Community College Transfer to the Ivy League
Many elite institutions are building transfer recruitment plans focused on nontraditional or mature undergraduate students and community college transfers. While these demographics have not always been an institutional priority, highly selective colleges like the Ivy League are starting to value the contributions of these communities of students.
Transferring from a community college can give you an even better chance at admission to the Ivy League because everyone loves an underdog. Some community colleges even have special agreements – or articulation agreements with the Ivy League, stating specific goals for community college transfer admissions.
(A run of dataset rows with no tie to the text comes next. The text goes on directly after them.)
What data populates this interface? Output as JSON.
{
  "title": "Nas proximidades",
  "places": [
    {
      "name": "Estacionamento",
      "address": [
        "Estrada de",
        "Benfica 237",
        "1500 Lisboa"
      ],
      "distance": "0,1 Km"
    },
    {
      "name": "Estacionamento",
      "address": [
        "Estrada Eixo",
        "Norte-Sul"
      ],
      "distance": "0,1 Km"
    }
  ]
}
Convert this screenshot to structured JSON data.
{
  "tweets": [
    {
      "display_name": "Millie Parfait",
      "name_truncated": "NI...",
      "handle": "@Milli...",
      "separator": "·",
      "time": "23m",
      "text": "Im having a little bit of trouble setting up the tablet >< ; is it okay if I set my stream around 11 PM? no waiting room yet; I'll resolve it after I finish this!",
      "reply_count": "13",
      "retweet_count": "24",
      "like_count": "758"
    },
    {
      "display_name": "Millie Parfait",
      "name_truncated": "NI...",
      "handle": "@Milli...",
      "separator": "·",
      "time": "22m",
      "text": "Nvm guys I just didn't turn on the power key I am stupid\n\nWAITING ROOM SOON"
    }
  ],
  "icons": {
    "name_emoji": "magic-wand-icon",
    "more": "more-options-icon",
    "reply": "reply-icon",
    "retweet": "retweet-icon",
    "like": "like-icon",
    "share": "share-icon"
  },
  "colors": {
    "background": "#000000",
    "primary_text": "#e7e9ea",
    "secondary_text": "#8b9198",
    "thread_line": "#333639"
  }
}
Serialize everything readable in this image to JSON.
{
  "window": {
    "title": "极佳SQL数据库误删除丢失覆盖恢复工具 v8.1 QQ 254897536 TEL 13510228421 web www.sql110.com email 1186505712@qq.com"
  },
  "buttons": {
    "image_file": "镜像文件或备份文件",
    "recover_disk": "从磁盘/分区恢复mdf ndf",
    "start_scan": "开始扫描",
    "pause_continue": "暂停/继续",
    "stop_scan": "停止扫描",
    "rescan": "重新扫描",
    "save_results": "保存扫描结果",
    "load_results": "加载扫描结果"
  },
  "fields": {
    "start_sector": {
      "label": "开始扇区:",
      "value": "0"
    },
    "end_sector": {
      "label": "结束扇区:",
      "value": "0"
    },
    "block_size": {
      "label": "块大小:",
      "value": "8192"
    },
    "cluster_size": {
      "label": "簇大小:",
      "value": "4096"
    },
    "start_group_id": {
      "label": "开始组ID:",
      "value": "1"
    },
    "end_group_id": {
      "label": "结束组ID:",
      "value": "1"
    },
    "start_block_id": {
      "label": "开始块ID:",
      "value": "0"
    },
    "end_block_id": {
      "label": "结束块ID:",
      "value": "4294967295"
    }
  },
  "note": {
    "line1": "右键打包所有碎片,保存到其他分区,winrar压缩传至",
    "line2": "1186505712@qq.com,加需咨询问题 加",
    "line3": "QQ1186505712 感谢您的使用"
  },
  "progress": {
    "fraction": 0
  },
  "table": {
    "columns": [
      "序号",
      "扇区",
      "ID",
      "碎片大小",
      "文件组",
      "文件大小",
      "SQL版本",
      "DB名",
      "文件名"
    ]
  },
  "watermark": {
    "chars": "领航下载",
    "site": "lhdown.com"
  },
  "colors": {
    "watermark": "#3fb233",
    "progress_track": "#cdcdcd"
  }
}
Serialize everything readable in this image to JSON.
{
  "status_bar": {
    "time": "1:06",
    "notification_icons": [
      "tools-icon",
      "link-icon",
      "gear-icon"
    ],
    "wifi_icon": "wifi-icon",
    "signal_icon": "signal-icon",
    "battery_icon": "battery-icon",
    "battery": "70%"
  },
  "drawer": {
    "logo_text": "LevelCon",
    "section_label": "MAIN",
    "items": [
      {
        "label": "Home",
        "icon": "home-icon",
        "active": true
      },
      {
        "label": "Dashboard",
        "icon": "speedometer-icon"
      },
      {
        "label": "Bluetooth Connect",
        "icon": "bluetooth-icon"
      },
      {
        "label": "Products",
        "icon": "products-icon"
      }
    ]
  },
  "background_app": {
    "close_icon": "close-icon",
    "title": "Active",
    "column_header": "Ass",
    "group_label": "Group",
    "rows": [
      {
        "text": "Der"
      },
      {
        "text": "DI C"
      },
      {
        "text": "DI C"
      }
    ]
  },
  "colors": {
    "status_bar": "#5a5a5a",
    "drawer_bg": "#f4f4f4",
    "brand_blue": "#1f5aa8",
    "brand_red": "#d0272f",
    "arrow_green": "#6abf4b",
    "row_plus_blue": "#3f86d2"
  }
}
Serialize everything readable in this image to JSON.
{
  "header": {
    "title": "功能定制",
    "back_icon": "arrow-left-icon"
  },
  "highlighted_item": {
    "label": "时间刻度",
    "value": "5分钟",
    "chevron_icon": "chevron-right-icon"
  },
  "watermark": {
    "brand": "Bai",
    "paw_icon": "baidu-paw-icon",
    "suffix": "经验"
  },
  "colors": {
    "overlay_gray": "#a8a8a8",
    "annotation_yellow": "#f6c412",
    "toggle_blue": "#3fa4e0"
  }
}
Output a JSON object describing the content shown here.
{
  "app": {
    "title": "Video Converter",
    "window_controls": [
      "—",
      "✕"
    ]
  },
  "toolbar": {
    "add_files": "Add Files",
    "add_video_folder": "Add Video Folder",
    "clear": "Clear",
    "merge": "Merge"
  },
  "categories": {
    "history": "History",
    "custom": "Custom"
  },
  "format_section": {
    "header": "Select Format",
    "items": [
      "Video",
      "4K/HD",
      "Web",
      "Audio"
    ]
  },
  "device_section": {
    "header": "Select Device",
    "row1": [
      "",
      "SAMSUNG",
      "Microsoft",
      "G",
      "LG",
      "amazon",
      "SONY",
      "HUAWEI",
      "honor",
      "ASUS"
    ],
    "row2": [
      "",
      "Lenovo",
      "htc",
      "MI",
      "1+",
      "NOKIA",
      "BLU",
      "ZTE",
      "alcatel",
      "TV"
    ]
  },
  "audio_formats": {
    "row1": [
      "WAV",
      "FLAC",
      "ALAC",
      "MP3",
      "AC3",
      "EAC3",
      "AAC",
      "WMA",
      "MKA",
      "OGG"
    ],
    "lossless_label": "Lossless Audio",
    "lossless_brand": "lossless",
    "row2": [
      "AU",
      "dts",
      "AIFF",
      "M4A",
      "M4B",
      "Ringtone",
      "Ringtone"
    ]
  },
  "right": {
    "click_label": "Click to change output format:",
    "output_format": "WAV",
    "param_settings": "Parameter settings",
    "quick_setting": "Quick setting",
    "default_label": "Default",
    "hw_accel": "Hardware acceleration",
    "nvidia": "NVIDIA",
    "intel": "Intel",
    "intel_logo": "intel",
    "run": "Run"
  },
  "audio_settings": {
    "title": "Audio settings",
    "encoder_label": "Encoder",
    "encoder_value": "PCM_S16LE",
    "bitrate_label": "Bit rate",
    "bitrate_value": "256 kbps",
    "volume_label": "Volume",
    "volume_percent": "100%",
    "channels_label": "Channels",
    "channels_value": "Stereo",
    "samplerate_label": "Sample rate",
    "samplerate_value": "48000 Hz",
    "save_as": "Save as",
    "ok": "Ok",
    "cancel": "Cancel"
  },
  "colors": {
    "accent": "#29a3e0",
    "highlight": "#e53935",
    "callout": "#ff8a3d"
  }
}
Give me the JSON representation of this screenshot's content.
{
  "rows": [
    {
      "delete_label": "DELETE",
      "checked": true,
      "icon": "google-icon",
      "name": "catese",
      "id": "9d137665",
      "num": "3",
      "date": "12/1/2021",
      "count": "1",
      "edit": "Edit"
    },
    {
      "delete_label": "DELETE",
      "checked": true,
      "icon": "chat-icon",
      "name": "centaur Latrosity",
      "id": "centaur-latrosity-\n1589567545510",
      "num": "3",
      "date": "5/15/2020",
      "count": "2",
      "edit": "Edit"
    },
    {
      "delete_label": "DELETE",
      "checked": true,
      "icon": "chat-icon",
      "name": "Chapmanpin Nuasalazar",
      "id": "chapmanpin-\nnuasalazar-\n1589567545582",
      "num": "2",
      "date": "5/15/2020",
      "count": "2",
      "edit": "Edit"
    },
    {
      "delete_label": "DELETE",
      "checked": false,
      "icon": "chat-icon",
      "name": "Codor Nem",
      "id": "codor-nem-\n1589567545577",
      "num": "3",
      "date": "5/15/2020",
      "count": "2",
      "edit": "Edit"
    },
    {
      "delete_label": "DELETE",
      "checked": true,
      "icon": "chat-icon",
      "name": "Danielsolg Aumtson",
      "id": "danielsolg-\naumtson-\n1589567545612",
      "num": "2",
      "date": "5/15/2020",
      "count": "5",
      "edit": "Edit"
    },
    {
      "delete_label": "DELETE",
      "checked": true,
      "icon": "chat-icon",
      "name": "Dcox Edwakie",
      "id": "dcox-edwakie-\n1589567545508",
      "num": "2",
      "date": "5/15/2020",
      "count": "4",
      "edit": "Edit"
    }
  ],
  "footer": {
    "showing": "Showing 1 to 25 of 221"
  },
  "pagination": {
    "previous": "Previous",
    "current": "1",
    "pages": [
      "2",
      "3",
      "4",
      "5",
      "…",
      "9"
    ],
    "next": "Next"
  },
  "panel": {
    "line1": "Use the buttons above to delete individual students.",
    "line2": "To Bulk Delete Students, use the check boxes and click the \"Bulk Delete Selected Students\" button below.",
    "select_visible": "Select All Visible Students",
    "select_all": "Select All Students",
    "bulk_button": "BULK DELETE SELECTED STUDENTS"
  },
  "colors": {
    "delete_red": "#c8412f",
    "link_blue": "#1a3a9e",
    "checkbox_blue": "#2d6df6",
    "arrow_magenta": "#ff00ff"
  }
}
Along with the hundreds of community college students who transfer each year, approximately one-quarter of current college students who start at four-year schools will transfer at some point.
Easiest Ivy League School for Transfer
Not surprisingly, transferring to Harvard, Yale, and even Brown University are some of the hardest Ivy schools for transfer. The colleges attribute their low acceptance rate to high retention rates meaning that students return for their second year at a high rate, so there is less space for transfer students in the school’s total enrollment plan.
Less selective colleges outside of the top tier schools have lower retention rates so they may have more spots to fill the next year.
Based on enrollment data over the last three years, Cornell University is the easiest Ivy League school to transfer into. To be eligible for transfer, you’ll need to have good grades and decent AP subject tests – now that most Ivy’s have test-optional policies.
The Ivy League colleges are more interested in how you did your first year or semester in college than anything you previously did in high school (including your SAT or ACT scores). Some Ivy League schools allow transfer students to apply for both the fall and spring semesters, like Brown.
However, other schools, like Yale and Princeton, limit applications from transfer students to the fall semester only. Harvard and Princeton Universities both have transfer admit rates of 1% - virtually impossible admission rates versus those more aligned with their first-year admission rates like Columbia and Brown that have only a 1% difference between the two types of admission rates.
This is where strategic positioning can add an advantage to those already low percentages. See below for the published transfer enrollment data for each of the Ivy League.
Ivy League Transfer Rates
Our Ivy League admissions consultants have assisted students in transferring to Ivy League schools, who were previously rejected while high school seniors. Presenting yourself as a mature and academically focused transfer applicant is critical for a successful transfer strategy.
Crafting your best, most inspiring, and compelling story, your unique narrative is the key to a successful transfer. It’s also a must to detail your reasons for wanting to transfer to an Ivy League college, beyond the increased prestige or more desirable location.
Since you’ll be leaving your networks and any connections to your first school when applying for transfer, your narrative must include multiple valid and passionate reasons for transferring to a new school, program, and even city. And getting a 4.0 or better in your first year is the icing on the cake. In the end, even transfer to a highly selective college like the Ivy League is still competitive.
At Solomon, our college admissions consultants will coach you on how to reflect deeply and critically assess your strengths, while also improving on your weaknesses, because leaving things to chance when transferring to the Ivy League just isn’t smart.